Get a Haircut
Press Release –Get a Haircut
Sixteen-year-old Lucan Battison was suspended from Hastings' St John's College because his hair was too long. Now his parents are going to the High Court for a judicial review of that decision. There has been a lot of opinion voiced on this already in media but I would like to add a parenting perspective.
I confess: I am old and balding, so maybe my opinion is tinged with a little jealousy of Lucan’s great head of hair. I would also concede that, according to my children, I have zero fashion sense. They suspect that I still order my clothes from a 1995 Farmers’ Catalogue.
While I am making confessions, I also admit that having school rules about hair length seems primitive. I thought so back in the 1970s when I was at school and I haven’t changed my mind. Also, Lucan seems like a great kid and his parents are acting from good motives in wanting to support him.
Enough confessions. The boy should get a haircut, for at least two reasons. First, because the parents chose a private school with a special character. If part of that character is a strict adherence to an old-fashioned uniform and dress code, that is part of the deal. Like it or lump it, and the Battisons have the option to lump it off to a hairier school. And secondly, part of the benefit of rules is that they are an exercise in obedience. The idea of obedience as a virtue is even more old-fashioned than short-haircuts but, basically, discipline now leads to self-discipline later. As parents we do the same thing – our rules and discipline are aimed at helping kids to have self control.

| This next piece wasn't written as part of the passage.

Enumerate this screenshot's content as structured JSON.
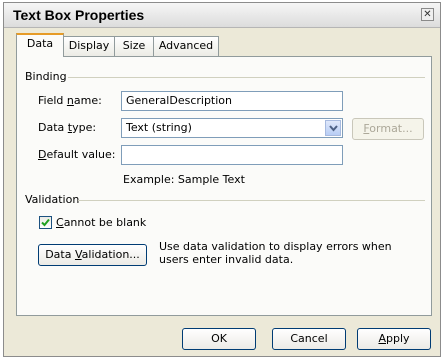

However, as parents, we should avoid a few mistakes that I think St John’s has made. A key parenting idea is, ‘Rules without Reasons leads to Rebellion’. If there isn’t a good reason for the rule, don’t have the rule. The worst reason for a rule is, “Because I said so!” so St John’s should put up a good case or change the rule. The second mistake to avoid is inconsistency. Apparently Lucan has had long hair for three years before it became an issue. You can change rules for good reasons, but if you think a rule really is worth having, enforce it consistently. Inconsistency is unfair.